Expressing commentary on complex social issues has been Luba Lukova’s career-long focus because of her firmly held belief that art is central to human existence and that morality and creativity are aligned.
In 2017 Museum of Design Atlanta (MODA) presented the exhibition Luba Lukova: Designing Justice featuring the artist’s social commentary prints and posters.
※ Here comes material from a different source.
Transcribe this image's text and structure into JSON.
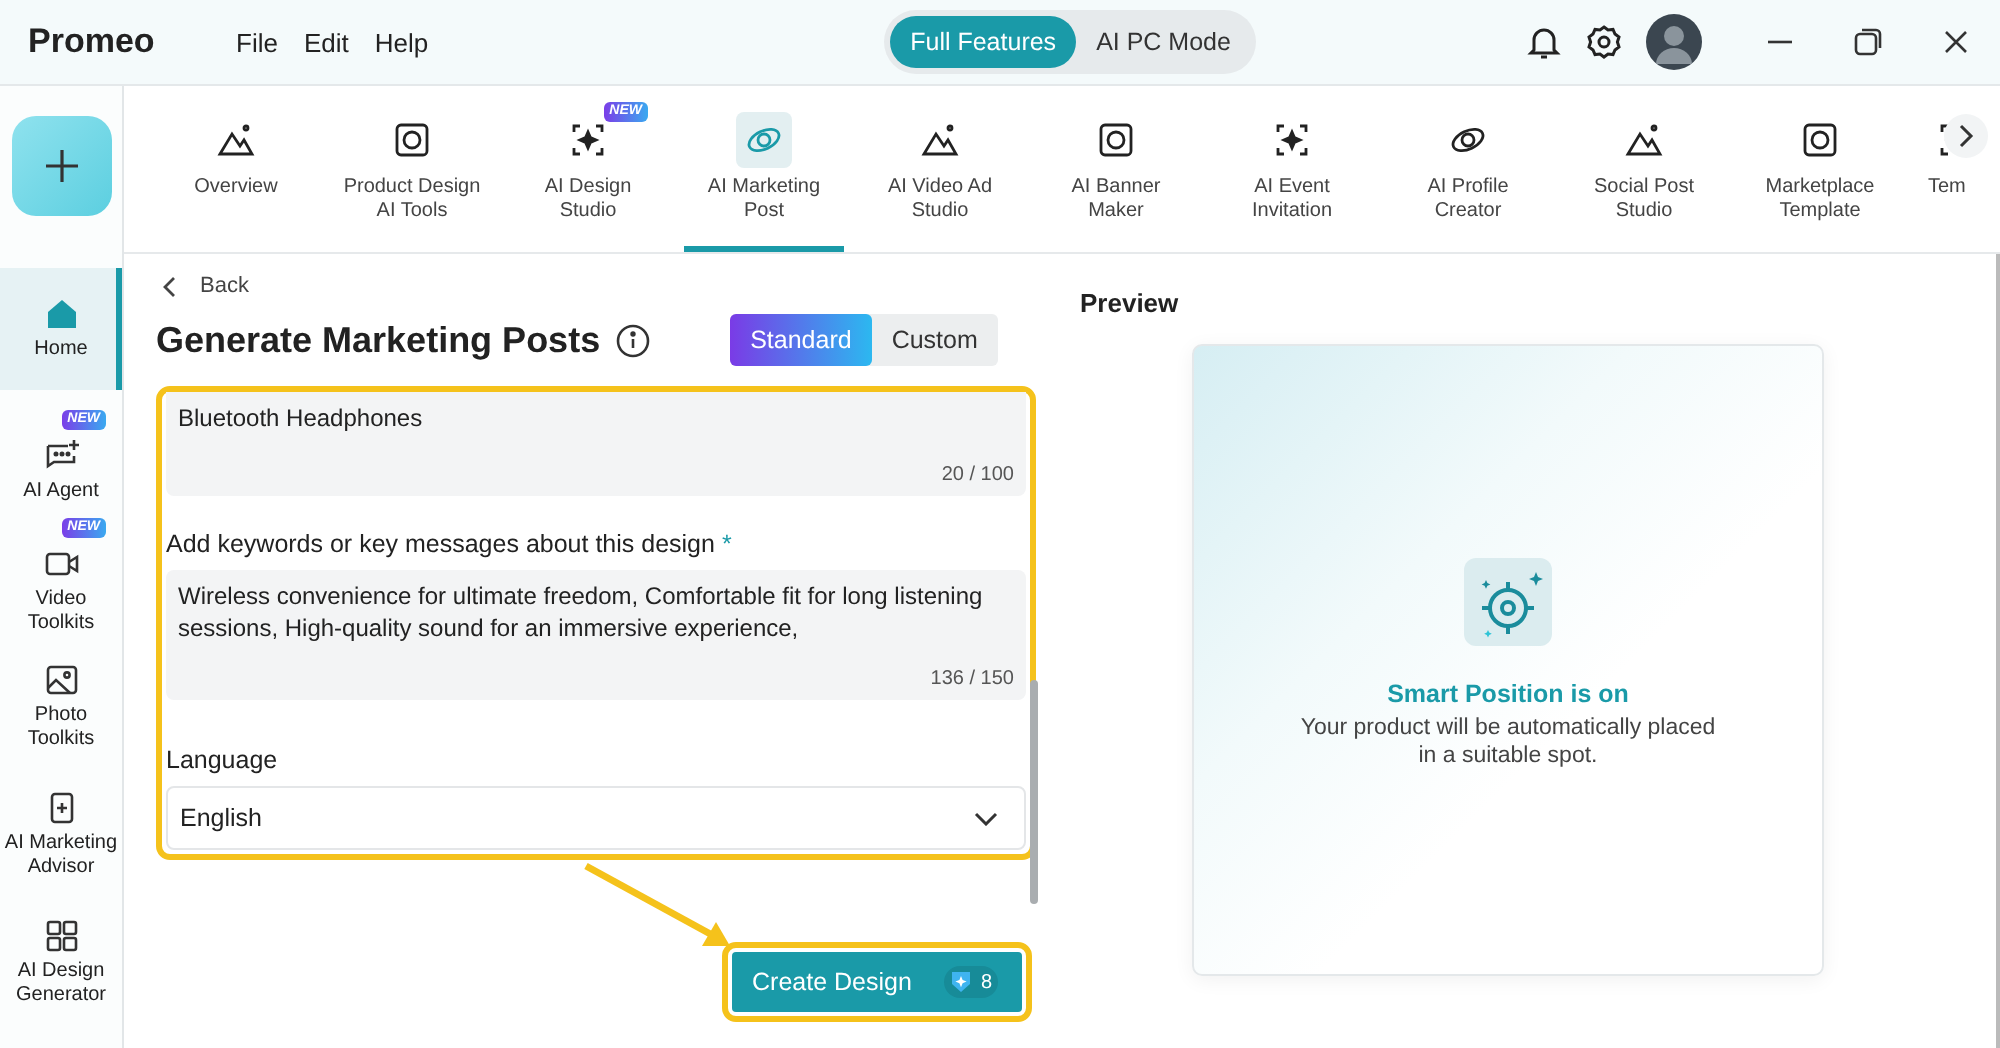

Loved by audiences and critics, the exhibition embarked on a tour to galleries and museums throughout the U.S. and internationally including Jewish Museum Milwaukee; Restoration Plaza, Brooklyn, NY; Zarrow Art Center, Tulsa, OK; Phebe Conley Art Gallery, Fresno, CA; Krannert Fine Arts Center, Anderson, IN; Museum of the City of Riobamba, Ecuador; The Thermos Foundation, Taipei, Taiwan; and Slup Szymon Poster Gallery, Szczecin, Poland.
Included in the exhibition are the iconic posters from Lukova’s Social Justice portfolio addressing themes such as peace, censorship, immigration, ecology, hunger and corruption. Published in 2008, the series was shown in the prestigious art exhibition at the first inauguration of President Obama in Washington D.C. More than a decade since its publication, the series is as relevant as ever and the artist continues to create new social commentary work. In her words, she has “plenty of topics to tackle in the future.”
What makes Lukova’s work resonate with people from so many different places and perspectives is her instinctive ability to capture the very essence of an idea and convey it in a way that transcends language and culture. When you view a Lukova image, you “see” her approach to visual problem solving and expression. Rarely using written
text to communicate a message, she prefers to tap understanding with bold, succinct symbols and visual metaphors, which communicate universal truths about desire, fear, creation, hope, and man’s endless capacity for love and hate.
Art © Luba Lukova